In May, Marvel comics released Rescue #1, by Kelly Sue DeConnick and Andrea Mutti. It’s part of Marvel’s Year of Women, or Women of Marvel, that Marvel is doing but publicizing very badly. (I am completely baffled as to why this didn’t get a huge press release, interviews with newspapers and library associations, and press releases to educators and organizations devoted to guiding kids.) The comics are great, though. Here at Fantastic Fangirls, we nearly wrestled in email over who was going to get to review Rescue #1. We all loved it.
Marvel has apparently put out an image of a variant cover for Invincible Iron Man #29, featuring Rescue. She looks great. I mean, she looks awesome and kickass. This quickly developed into a small Tweet-fest yesterday regarding how very, very much a certain segment of us would read the hell out of a monthly comic about Pepper Potts as Rescue, written by Kelly Sue.
Which made me ponder: why isn’t this happening?
Don’t get me wrong — I love Invincible Iron Man right now. And I truly appreciate how Matt Fraction is writing Pepper. Not just Pepper, but Maria Hill and the other kick-ass women who regularly grace the pages of IIM. But if Wolverine can be in EVERY comic EVER, surely Pepper could squeeze in a superheroing career in addition to her duties to IIM?
Pepper Potts as Rescue is … well, is kind of a character to whom some women are mighty sympathetic. She is, to describe it in marketing terms that make me cringe a little, a character for girls. (I actually would describe her as a character for anyone who likes women, but I am not in marketing.) Rescue has a superpowered suit — but it has no weapons. She’s not about dominating the world. She’s not about exerting her version of right or wrong on anyone. Rescue is about making a positive impact in ordinary people’s lives. She flies around and rescues people. How many little girls want to be veterinarians? How many want to be doctors? How many want to be firefighters? And how many of the girls who want those things must placate their desires by reading about boys who engage in those tasks?

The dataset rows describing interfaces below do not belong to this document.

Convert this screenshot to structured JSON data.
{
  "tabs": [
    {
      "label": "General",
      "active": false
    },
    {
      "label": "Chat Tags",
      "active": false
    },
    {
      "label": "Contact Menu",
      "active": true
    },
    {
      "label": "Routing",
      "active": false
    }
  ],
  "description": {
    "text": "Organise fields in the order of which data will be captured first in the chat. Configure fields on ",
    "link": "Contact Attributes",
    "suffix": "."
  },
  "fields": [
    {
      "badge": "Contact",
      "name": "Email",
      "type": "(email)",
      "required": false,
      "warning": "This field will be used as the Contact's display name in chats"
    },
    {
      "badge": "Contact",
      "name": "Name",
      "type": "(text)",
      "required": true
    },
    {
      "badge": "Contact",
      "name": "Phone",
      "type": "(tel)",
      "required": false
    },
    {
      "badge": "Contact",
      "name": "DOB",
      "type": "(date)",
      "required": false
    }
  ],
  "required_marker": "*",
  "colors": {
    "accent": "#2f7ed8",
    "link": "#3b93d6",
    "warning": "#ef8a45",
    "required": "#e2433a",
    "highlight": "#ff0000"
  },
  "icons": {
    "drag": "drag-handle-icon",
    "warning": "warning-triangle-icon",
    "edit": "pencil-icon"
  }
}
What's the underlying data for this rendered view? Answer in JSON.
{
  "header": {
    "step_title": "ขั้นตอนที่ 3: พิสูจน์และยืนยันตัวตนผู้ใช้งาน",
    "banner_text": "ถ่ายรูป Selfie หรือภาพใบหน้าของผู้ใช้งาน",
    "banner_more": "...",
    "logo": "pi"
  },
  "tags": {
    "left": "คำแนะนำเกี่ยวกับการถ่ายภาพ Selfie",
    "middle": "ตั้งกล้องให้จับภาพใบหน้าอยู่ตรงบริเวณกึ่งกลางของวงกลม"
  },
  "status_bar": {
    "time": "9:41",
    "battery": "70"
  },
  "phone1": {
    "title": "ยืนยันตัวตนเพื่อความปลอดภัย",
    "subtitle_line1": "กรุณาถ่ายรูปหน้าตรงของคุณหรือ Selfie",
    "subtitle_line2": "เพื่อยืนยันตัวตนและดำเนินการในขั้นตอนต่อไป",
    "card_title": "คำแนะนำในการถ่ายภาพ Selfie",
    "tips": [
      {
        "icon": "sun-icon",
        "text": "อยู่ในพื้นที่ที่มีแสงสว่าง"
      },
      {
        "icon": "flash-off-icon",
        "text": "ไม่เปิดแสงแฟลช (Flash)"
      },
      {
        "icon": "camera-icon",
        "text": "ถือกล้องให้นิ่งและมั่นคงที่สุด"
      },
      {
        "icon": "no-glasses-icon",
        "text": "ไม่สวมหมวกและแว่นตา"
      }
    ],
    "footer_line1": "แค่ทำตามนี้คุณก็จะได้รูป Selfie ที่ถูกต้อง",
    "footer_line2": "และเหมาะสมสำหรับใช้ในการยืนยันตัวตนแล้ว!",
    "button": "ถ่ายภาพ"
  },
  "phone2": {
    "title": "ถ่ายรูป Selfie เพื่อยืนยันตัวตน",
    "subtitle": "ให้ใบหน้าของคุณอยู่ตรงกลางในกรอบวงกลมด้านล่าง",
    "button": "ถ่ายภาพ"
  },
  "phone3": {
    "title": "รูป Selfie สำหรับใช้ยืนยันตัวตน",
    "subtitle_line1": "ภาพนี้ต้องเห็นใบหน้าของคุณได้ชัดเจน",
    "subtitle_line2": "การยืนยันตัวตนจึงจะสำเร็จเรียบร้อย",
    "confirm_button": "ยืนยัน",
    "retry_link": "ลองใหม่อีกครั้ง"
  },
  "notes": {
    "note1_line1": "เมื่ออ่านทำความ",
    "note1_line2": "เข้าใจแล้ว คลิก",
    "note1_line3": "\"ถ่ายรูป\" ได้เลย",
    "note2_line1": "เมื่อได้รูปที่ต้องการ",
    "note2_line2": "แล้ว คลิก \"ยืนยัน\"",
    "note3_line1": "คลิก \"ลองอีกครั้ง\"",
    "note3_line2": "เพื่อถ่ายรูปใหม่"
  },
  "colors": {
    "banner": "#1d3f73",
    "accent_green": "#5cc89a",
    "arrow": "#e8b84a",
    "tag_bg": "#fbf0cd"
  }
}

Rescue is, as all superheroes are, both a fantasy of power and a placation of human insecurity. Look what great things I can do! What if it’s not enough? What if I am not enough? And there, on the page, Pepper Potts is managing to pull through at the last minute, in the nick of time. She’s good enough to be Rescue. She’s worth wearing the suit. She has the power and she wields it not to beat anybody up, but to save kids and dogs and old people and stupid thoughtless teenagers.
Making comics that attract new readers, and attract women, is a constant conversation in the portion of the internet devoted to comics. Writing a comic that features a female lead who is emotionally strong; whose origin story as a superhero is not rape, abuse, or slavery; who engages in heroic acts to save ordinary people; who is older, a role model, a woman who has lived through a lot of pain and grief and is still around to fight the good fight — this seems ideally suited to Marvel’s needs. Rescue, the comic, can start off with only a modicum of continuity-based background — Pepper was married to Happy, he died, she’s a long-time friend of the ever-difficult Tony Stark, romantic with him when it works for them, brilliant, a little insecure. This works. This works well. It’s a vision of being a girl and being a superhero that a twelve- or thirty-seven-year-old could aspire to.
So, where is this comic, Marvel? Where is my ongoing Rescue title, written by Kelly Sue DeConnick?
You don’t have to be damaged or broken to be a hero. You don’t have to survive atrocity. You don’t have to be born special or a freak. You, you out there, you can be a hero because it’s the right thing to do. Because you are strong enough. You can do it — just like Pepper Potts.
Email: sigrid @ fantasticfangirls.org